- Directions for this task
Please repeat the listing below exactly, but do not include its pictures.

- Recorded data

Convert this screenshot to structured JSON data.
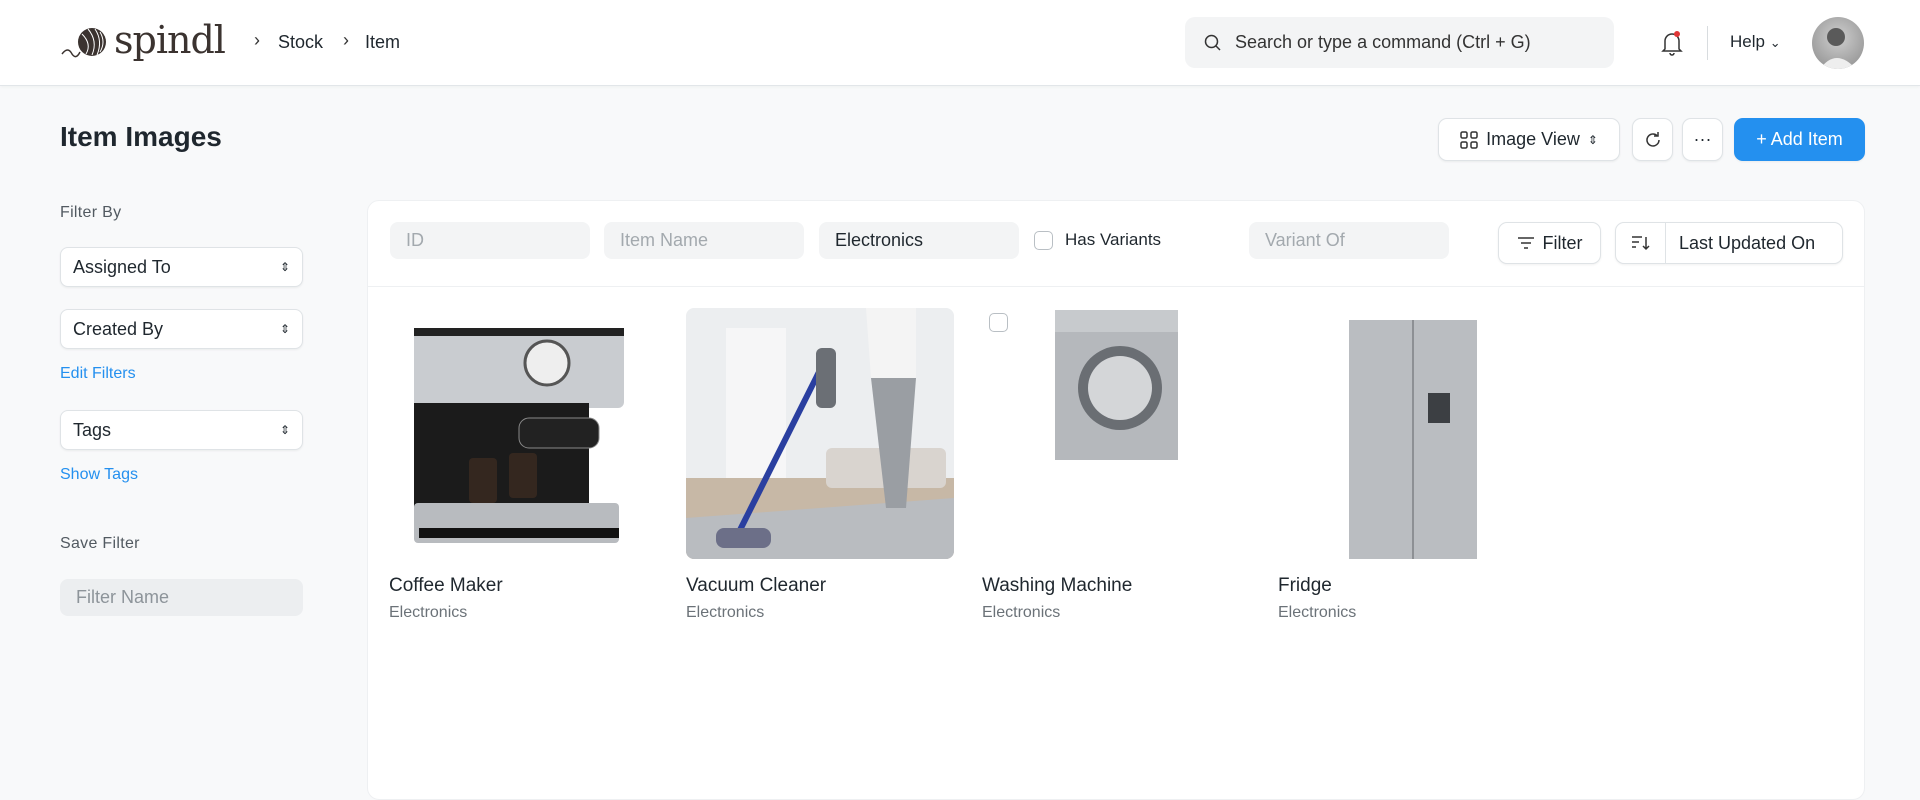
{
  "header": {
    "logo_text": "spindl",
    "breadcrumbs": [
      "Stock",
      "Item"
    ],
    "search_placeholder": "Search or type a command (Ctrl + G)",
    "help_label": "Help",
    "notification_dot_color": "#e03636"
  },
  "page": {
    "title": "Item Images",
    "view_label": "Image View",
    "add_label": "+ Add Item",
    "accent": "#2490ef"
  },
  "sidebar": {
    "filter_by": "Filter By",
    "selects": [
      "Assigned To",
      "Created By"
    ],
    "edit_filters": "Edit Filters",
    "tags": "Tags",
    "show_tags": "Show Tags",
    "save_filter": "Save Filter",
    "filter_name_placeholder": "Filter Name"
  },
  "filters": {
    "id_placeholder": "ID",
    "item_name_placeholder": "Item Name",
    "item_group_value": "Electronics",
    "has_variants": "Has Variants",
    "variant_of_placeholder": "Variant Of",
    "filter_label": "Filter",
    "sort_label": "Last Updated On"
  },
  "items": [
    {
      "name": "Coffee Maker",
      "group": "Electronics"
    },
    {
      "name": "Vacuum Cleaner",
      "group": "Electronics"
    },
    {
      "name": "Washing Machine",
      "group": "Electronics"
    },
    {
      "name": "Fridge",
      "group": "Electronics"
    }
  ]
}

- Result of the task
Convert this screenshot to structured JSON data.
{
  "header": {
    "logo_text": "spindl",
    "breadcrumbs": [
      "Stock",
      "Item"
    ],
    "search_placeholder": "Search or type a command (Ctrl + G)",
    "help_label": "Help",
    "notification_dot_color": "#e03636"
  },
  "page": {
    "title": "Item Images",
    "view_label": "Image View",
    "add_label": "+ Add Item",
    "accent": "#2490ef"
  },
  "sidebar": {
    "filter_by": "Filter By",
    "selects": [
      "Assigned To",
      "Created By"
    ],
    "edit_filters": "Edit Filters",
    "tags": "Tags",
    "show_tags": "Show Tags",
    "save_filter": "Save Filter",
    "filter_name_placeholder": "Filter Name"
  },
  "filters": {
    "id_placeholder": "ID",
    "item_name_placeholder": "Item Name",
    "item_group_value": "Electronics",
    "has_variants": "Has Variants",
    "variant_of_placeholder": "Variant Of",
    "filter_label": "Filter",
    "sort_label": "Last Updated On"
  },
  "items": [
    {
      "name": "Coffee Maker",
      "group": "Electronics"
    },
    {
      "name": "Vacuum Cleaner",
      "group": "Electronics"
    },
    {
      "name": "Washing Machine",
      "group": "Electronics"
    },
    {
      "name": "Fridge",
      "group": "Electronics"
    }
  ]
}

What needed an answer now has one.